Select Page
Stories from the Smokies

A lot of people who visit Mingus Mill in the Great Smoky Mountains National Park have no idea that there is a burial ground for enslaved people on the grounds. It is not known exactly who is buried here. There are no names or dates or head stones, just rocks that mark the head and feet of the graves.

This area is recognized by the National Park Service as the Enloe Slave Graveyard, named after the white settlers who lived in this area –  the Enloe, Mingus and Floyd families.

Sometimes you will find coins on the graves. Leaving coins is a message that you visited and paid respect. Some coins are also thought to be left behind to: “pay the ferry man to safely get the departed soul to the afterlife.”

It’s worth a stop at this quiet spot. The graves sit on a hilltop, out of view from the Mingus Mill hiking trails, unless you know where to look. At the far end of the parking lot you’ll find a gate that is the trailhead from the Mingus Creek Trail.
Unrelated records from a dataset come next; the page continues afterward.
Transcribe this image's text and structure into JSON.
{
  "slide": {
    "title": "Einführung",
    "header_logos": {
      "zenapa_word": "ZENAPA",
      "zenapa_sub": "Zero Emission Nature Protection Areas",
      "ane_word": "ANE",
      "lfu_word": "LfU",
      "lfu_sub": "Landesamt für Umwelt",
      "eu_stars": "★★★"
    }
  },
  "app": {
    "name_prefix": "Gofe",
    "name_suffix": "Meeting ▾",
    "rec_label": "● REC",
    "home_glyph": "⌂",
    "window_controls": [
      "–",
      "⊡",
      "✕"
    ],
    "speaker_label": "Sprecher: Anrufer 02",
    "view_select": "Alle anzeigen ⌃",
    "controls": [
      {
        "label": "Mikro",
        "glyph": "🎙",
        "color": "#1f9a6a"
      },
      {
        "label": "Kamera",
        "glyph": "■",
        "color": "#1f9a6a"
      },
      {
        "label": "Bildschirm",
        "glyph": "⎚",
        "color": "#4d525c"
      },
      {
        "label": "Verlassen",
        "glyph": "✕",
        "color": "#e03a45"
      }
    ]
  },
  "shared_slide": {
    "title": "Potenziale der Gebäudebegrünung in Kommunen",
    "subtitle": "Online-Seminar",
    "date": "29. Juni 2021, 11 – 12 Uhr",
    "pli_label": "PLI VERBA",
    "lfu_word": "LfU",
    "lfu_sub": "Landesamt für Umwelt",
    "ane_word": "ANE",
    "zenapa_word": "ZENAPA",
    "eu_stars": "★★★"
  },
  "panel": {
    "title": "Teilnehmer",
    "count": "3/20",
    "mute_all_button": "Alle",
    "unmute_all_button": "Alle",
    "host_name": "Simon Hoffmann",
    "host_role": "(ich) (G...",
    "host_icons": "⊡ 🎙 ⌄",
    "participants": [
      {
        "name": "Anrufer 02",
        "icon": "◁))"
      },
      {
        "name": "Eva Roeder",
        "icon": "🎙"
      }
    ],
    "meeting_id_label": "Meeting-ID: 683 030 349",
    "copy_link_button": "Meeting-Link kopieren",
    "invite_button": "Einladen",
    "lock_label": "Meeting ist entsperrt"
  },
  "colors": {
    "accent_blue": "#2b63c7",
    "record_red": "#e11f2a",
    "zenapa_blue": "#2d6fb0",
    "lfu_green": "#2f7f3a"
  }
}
Look for a worn path to the right of the gate that wanders about 75 feet up a small hill to the cemetery.

Related: Seven Things You May Not Know About Mingus Mill

Bryson City - Swain County
Chamber of Commerce
P.O. Box 509
Bryson City, NC 28713

Karen Proctor
Executive Director


Sign up for our monthly travel news